Review of The Flying Karamazov Brothers, Vaudeville Theatre
Yeah, yeah, we get it: you’re not brothers, you don’t fly and no-one’s from Russia. And you juggle, how hilarious is that?
The ‘FKB’ are a four-man troupe led - since 1975 - by ponytailed Paul Magid who has possibly the second least attractive London stage persona after ‘Sir’ Bruce Forsyth. Certainly he found it hard to lash the sparse Thursday night audience into anything approaching enthusiasm.
He’s also the one who seemed to drop most of the balls and clubs, and we’re not counting those ho-ho-ho ‘accidentally on purpose’ moments which were too numerous to be convincing: when you drop illuminated balls on a darkened stage and they roll into the wings, no-one thinks that’s a joke.

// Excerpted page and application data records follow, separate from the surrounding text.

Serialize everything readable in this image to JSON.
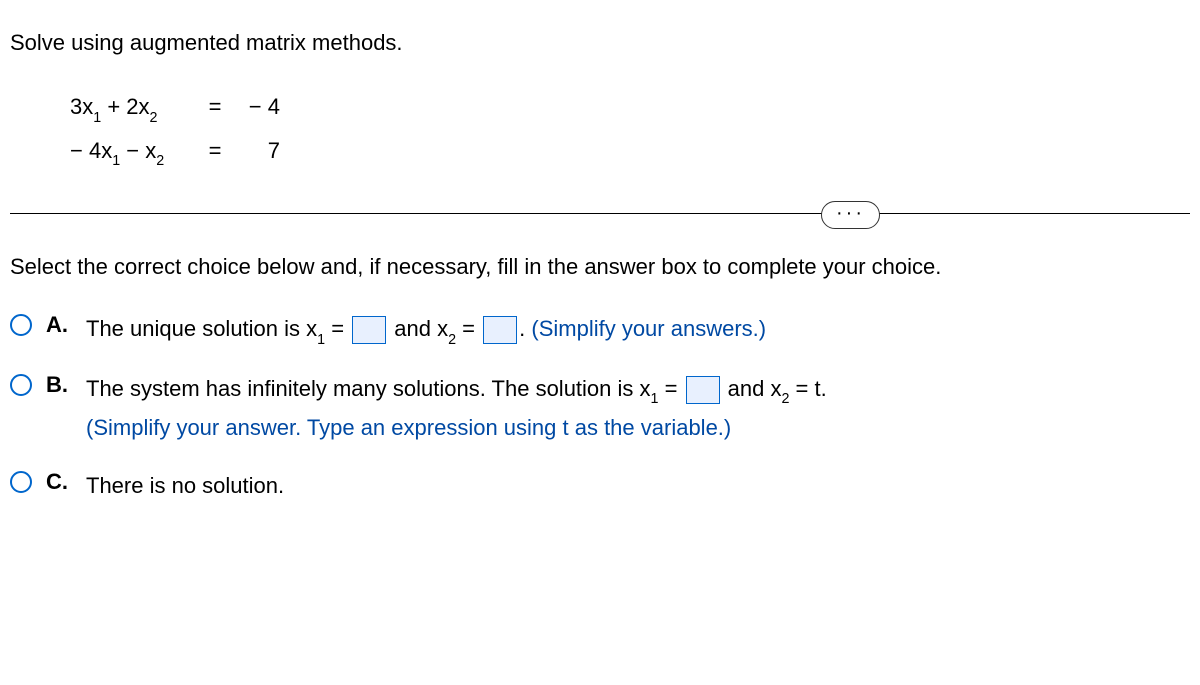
{
  "prompt": "Solve using augmented matrix methods.",
  "equations": {
    "row1": {
      "lhs_a": "3x",
      "lhs_op": " + ",
      "lhs_b": "2x",
      "eq": "=",
      "rhs": "− 4"
    },
    "row2": {
      "lhs_a": "− 4x",
      "lhs_op": " −   ",
      "lhs_b": "x",
      "eq": "=",
      "rhs": "7"
    },
    "sub1": "1",
    "sub2": "2"
  },
  "ellipsis": "···",
  "instruction": "Select the correct choice below and, if necessary, fill in the answer box to complete your choice.",
  "choices": {
    "a": {
      "letter": "A.",
      "text1": "The unique solution is x",
      "text2": " = ",
      "text3": " and x",
      "text4": " = ",
      "text5": ". ",
      "hint": "(Simplify your answers.)"
    },
    "b": {
      "letter": "B.",
      "text1": "The system has infinitely many solutions. The solution is x",
      "text2": " = ",
      "text3": " and x",
      "text4": " = t.",
      "hint": "(Simplify your answer. Type an expression using t as the variable.)"
    },
    "c": {
      "letter": "C.",
      "text1": "There is no solution."
    }
  }
}
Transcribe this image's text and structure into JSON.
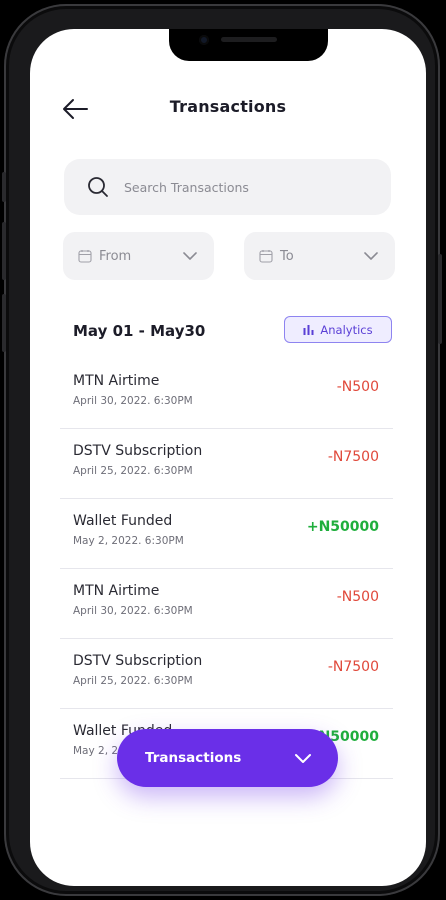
{
  "header": {
    "title": "Transactions"
  },
  "search": {
    "placeholder": "Search Transactions"
  },
  "filters": {
    "from_label": "From",
    "to_label": "To"
  },
  "period": {
    "label": "May 01 - May30",
    "analytics_label": "Analytics"
  },
  "transactions": [
    {
      "name": "MTN Airtime",
      "date": "April 30, 2022. 6:30PM",
      "amount": "-N500",
      "type": "debit"
    },
    {
      "name": "DSTV Subscription",
      "date": "April 25, 2022. 6:30PM",
      "amount": "-N7500",
      "type": "debit"
    },
    {
      "name": "Wallet Funded",
      "date": "May 2, 2022. 6:30PM",
      "amount": "+N50000",
      "type": "credit"
    },
    {
      "name": "MTN Airtime",
      "date": "April 30, 2022. 6:30PM",
      "amount": "-N500",
      "type": "debit"
    },
    {
      "name": "DSTV Subscription",
      "date": "April 25, 2022. 6:30PM",
      "amount": "-N7500",
      "type": "debit"
    },
    {
      "name": "Wallet Funded",
      "date": "May 2, 2022. 6:30PM",
      "amount": "+N50000",
      "type": "credit"
    }
  ],
  "fab": {
    "label": "Transactions"
  },
  "colors": {
    "accent": "#6a2fe8",
    "debit": "#e0483a",
    "credit": "#1fae3c"
  },
  "icons": {
    "back": "arrow-left-icon",
    "search": "search-icon",
    "calendar": "calendar-icon",
    "chevron": "chevron-down-icon",
    "analytics": "bar-chart-icon"
  }
}
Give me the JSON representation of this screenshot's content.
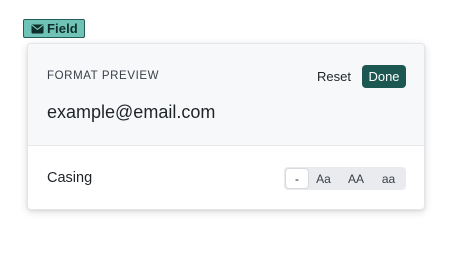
{
  "field_chip": {
    "icon": "mail-icon",
    "label": "Field",
    "background": "#6fc3b6",
    "border": "#1f5f58"
  },
  "panel": {
    "preview": {
      "heading": "FORMAT PREVIEW",
      "reset_label": "Reset",
      "done_label": "Done",
      "value": "example@email.com"
    },
    "casing": {
      "label": "Casing",
      "options": [
        "-",
        "Aa",
        "AA",
        "aa"
      ],
      "selected": "-"
    }
  },
  "colors": {
    "accent": "#1d5752",
    "preview_bg": "#f7f8fa",
    "segmented_bg": "#e9ebee"
  }
}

No one thought much else in the act was a joke either – there’s a running (make that limping) gag about gathering nine ‘objects of terror’ like a hatchet, an egg and a shaken bottle of champagne which will be juggled in the finale, but by the time we got to seven someone near us suggested the eighth object of terror should be the script.
Those sight gags about blindness, the casual racism about dog-eating Koreans, the unfunny puns and the whole lame-ass pretence of being corn-pone Americans failing to understand the Brits just don’t work. And nobody finds anything about the House of Lords amusing, certainly not just mentioning it and hoping for a laugh.
There’s music, but it’s random and often poor – Khachaturian’s Sabre Dance doesn’t by itself make plastic Indian Clubs exciting, and the ‘jazz juggling’ required such long and tedious explanation of how twirling objects is like the rhythm of a jazz quartet that most of the audience lost the will to riff.
The actual juggling routines are well-choreographed and among the younger performers, Stephen Bent is very competent and has nice hair, but it’s too like an audition for Britain’s Got Talent and you long for someone to buzzer them off and make way for a dog act.
This review written for Londonist.
Thanks to everyone who joined Erin Kelly, Melanie McGrath and me at Mansfield Central Library on Saturday 25 February. We had a panel discussion and Q&A, ...